One of the key lessons she’s drawn is the way the Yes campaign has taken hold and spread at the grassroots, especially through social media.
“There’s a lot of citizen initiatives and I think that’s really interesting,” she said.
She was also encouraged from the surge in voter support that the Yes campaign enjoyed in the last half of the campaign, going from under 30 per cent of decided voters to around 50 per cent in the final weeks.
“It shows you can have an amazing increase in support during a campaign. That message is really important,” Ouellette said.
Despite it’s “better together” motto, Ouellette said the No campaign has been resorting to fear in the final days of the campaign, which she compared to the federalist campaigns against Quebec sovereignty in 1980 and 1995.
Different issues in Scotland and Quebec
Jack Jedwab, executive director of the Montreal-based Association for Canadian Studies, is also in Edinburgh to observe the vote and spoke with Radio Noon.
He echoed Ouellette’s views on the No campaign, which he said has turned to threats about what will happen in the wake of a Yes vote as support for independence grew in the weeks leading up to today.
Jedwab, however, said the supporters of the Yes campaign have not been above intimidating those who were planning to vote against independence.
Jedwab compared to the experience of some Scottish No voters he spoke with to pro-Canada campaigners in largely separatist neighbourhoods of Montreal in 1995.

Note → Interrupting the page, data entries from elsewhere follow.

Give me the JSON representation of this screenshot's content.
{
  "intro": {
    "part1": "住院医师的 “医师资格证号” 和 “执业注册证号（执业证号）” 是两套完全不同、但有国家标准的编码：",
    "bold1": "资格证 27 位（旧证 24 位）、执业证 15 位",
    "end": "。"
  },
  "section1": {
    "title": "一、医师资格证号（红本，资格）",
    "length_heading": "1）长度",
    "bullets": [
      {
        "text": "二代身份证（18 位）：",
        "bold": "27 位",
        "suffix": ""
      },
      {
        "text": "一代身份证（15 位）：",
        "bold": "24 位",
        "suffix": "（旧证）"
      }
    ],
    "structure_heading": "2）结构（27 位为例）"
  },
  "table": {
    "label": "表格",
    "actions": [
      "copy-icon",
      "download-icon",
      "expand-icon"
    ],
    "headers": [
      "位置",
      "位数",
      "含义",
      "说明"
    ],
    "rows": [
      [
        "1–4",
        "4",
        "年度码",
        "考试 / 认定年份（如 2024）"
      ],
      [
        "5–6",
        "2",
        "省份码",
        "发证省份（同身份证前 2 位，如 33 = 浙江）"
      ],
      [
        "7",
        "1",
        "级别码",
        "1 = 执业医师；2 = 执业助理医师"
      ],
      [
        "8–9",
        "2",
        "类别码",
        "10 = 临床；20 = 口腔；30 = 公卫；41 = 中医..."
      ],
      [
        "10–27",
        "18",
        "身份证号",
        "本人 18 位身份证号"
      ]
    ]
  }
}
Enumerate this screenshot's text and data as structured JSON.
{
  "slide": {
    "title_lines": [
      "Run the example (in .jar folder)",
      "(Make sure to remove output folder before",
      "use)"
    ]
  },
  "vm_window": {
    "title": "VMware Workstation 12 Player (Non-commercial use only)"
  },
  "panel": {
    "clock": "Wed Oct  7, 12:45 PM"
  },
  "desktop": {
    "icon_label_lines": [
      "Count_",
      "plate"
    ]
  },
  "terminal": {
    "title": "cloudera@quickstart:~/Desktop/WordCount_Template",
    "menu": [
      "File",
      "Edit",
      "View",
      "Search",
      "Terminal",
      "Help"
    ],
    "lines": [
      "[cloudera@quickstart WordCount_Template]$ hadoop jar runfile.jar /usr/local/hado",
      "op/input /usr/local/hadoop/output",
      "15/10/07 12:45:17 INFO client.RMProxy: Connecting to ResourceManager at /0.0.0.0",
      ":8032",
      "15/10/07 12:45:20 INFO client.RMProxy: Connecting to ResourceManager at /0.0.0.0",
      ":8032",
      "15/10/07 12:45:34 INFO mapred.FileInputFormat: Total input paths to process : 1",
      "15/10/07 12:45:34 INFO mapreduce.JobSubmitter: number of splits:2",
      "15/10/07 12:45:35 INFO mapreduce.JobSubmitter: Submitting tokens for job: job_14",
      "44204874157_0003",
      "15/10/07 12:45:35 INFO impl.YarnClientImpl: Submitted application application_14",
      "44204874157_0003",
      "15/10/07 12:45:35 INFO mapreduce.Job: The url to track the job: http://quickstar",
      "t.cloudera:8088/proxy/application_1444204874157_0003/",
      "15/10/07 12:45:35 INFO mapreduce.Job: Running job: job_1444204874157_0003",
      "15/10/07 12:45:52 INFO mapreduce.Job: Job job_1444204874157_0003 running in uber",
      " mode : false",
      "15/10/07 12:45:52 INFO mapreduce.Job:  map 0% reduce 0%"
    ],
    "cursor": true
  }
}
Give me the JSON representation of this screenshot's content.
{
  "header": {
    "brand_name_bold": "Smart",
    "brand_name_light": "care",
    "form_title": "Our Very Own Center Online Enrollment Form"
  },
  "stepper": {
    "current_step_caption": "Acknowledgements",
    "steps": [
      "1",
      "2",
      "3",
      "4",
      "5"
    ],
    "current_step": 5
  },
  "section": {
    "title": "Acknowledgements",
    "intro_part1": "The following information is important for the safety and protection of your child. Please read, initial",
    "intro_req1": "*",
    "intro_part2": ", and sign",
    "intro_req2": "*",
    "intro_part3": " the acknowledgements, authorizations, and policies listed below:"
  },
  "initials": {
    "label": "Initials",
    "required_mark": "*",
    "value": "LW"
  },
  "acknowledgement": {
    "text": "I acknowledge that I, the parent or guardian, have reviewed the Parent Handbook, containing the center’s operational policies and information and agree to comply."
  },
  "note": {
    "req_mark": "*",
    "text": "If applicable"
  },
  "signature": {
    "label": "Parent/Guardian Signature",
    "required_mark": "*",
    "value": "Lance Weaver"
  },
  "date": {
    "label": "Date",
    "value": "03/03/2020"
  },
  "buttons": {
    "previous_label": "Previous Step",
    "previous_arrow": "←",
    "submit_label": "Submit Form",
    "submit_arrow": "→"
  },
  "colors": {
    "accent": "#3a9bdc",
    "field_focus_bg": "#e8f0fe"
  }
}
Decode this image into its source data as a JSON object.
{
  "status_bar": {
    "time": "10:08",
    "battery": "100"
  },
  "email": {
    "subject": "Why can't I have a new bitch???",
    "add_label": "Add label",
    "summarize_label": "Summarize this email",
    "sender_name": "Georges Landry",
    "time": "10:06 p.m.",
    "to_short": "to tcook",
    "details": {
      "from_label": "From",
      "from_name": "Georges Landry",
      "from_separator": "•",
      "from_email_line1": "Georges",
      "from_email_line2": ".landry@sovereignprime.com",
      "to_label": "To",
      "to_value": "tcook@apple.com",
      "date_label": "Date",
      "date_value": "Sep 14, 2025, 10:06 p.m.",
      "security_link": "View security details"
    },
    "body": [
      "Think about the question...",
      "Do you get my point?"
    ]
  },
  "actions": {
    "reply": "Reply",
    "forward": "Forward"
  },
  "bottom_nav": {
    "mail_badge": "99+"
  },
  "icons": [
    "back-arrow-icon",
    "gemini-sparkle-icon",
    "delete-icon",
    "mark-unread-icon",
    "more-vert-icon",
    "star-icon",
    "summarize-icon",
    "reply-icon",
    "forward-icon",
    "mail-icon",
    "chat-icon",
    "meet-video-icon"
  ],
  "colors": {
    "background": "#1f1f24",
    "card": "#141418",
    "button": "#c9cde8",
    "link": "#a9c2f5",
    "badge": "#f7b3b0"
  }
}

“You feel the intimidation,” he said.
For Jedwab, the comparisons between Scotland and Quebec don’t go much further than that.
When asked about how a Yes vote might resonate in Quebec, Jedwab said the different realities in Scotland and Quebec made comparisons difficult.
“The comparisons between what’s happening [in Scotland] and a Quebec referendum are at least imperfect. In the case of Quebec, the referendum in 1995 was built around cultural insecurity, around the preservation of the French language. It was very identity based. And in Scotland, it’s not identity based. There is a certain degree of frustration and anger, but the anger is less along cultural lines than is the case in Quebec,” he said.
Jedwab said those differences make replicating the kind of grassroots initiatives that Martin Ouellette found inspiring in Scotland unlikely in Quebec.
“There’s a real serious difference in terms of the types of campaigns and the thematics of the campaigns,” he said.